We are gathered in the map room here at the EPA.  Maps are intended to help you navigate; maps are intended to help you work toward a destination, journey toward a destination, and as we gather here today, the President is setting a new journey, a new pathway forward on how we are going to do business in this country, with respect to energy and the environment.

Number one, the president, by his signature today is rejecting the narrative that this country cannot be both pro-energy and pro-environment.  We have done that throughout our history. We can actually achieve good jobs, good growth and pro-energy policies at the same time as protecting our environment.  The president is sending that message today, by his signature today on this executive order.

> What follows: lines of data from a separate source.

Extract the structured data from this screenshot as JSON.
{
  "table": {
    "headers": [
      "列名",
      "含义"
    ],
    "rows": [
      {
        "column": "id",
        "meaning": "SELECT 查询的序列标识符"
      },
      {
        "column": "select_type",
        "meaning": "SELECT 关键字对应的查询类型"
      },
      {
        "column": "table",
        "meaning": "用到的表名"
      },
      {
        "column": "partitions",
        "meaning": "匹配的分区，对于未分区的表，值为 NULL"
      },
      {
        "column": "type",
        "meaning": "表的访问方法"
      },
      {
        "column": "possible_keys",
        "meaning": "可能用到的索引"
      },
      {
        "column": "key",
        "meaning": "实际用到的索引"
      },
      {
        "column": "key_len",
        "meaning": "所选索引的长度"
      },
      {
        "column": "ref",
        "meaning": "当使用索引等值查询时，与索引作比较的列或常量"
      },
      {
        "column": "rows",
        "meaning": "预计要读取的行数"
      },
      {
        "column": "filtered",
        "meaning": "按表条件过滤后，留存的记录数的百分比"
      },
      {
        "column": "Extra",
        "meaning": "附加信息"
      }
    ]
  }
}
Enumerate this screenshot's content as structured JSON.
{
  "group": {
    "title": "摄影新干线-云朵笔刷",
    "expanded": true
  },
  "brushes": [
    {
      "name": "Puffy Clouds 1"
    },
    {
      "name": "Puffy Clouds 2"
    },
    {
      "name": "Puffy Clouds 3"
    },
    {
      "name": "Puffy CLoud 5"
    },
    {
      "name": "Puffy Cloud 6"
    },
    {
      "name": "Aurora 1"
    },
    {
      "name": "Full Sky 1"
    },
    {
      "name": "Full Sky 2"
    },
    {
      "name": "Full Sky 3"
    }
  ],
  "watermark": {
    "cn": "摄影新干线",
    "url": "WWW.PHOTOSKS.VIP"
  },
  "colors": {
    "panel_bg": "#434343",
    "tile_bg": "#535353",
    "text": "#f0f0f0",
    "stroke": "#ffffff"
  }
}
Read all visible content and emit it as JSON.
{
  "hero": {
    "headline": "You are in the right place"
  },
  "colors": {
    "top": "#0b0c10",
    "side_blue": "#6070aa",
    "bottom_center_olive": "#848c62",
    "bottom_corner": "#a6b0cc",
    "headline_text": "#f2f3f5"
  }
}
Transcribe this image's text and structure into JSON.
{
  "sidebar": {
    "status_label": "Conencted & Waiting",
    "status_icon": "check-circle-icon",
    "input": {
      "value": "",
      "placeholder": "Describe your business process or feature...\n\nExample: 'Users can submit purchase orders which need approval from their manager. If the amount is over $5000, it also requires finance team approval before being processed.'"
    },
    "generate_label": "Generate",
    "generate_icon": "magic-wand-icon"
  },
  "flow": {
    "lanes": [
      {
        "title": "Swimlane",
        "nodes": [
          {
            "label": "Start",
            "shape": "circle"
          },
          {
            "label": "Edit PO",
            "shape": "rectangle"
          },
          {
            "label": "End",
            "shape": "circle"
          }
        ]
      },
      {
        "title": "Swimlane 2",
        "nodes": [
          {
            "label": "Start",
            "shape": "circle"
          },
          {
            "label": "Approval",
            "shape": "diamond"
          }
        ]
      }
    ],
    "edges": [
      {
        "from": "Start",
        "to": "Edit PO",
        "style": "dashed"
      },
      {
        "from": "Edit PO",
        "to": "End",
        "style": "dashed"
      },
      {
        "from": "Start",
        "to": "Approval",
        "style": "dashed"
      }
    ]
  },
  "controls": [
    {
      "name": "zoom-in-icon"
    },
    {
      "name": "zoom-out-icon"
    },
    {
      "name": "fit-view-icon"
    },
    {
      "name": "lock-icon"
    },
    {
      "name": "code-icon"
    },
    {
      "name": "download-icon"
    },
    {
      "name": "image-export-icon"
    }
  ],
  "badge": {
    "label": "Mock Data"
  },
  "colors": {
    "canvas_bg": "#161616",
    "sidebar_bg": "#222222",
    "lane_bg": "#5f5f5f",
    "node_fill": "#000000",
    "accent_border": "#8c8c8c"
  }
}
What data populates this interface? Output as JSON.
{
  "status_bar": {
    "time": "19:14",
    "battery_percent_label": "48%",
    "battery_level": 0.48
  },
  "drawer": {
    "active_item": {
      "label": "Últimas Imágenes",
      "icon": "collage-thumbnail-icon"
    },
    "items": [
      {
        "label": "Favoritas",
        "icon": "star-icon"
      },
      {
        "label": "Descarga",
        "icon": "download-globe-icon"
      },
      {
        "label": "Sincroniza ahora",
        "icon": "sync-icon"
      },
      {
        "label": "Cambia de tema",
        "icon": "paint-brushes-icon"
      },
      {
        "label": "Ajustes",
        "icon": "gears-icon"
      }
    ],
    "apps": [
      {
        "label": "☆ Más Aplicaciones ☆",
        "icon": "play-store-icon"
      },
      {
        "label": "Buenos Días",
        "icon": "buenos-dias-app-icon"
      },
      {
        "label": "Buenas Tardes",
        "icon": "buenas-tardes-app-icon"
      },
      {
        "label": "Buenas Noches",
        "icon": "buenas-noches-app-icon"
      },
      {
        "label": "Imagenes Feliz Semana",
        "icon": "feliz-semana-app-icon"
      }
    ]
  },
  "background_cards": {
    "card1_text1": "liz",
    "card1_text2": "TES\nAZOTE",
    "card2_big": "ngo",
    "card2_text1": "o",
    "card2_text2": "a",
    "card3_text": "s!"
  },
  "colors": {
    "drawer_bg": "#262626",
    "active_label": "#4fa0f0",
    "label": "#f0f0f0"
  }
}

But, number two, he’s also setting a pathway forward, a journey to say that we are no longer going to have regulatory assault on any given sector of our economy.  That is going to end by the signing of this executive order. We are not going to allow regulations here at the EPA to pick winners and losers.  And that is going to be very important as we chart the pathway forward.

But, the third thing is that we are going to play within the rules. The EPA should pass rules that are within the framework that Congress has established. That sounds pretty novel, but that is exactly what should occur. We shouldn’t reimagine our authority to pick winners and losers. We are going to provide regulatory certainty. So, the president is setting a new pathway forward that is going to literally make sure that we transform our economy, grow jobs and also protect our environment. And it’s an exciting day and I appreciate his leadership.

I now have the opportunity to introduce a good friend, a patriot, a partner in this process to make sure we are achieving the president’s objectives – the Vice President of the United States, Michael Pence.

The World’s First Mall for Recycled Goods

Read the full post at Make Wealth History.

Last week I wrote about the Edinburgh Remakery, and how they are trying to foster a culture of repair. It’s one of the most shared posts I’ve ever written, and there’s clearly a real interest in this whole idea. Lots of you have been in touch to share similar projects, including this one from Sweden.

ReTuna Återbruksgalleria is a mall dedicated entirely to repaired and upcycled goods. It combines a traditional municipal recycling centre with a shopping centre, so that people can drop off goods that they no longer need, and then browse for something new – perhaps stopping off at the cafe in between. It’s the first mall of its kind in Sweden, and as far as they know, the first in the world.

The Dark Legacy of China’s Drive for Global Resources

Read the full story at Environment360.

As China pursues a startling array of energy, mining, logging, agricultural, and infrastructure projects on virtually every continent, it is having an unprecedented environmental impact on the planet.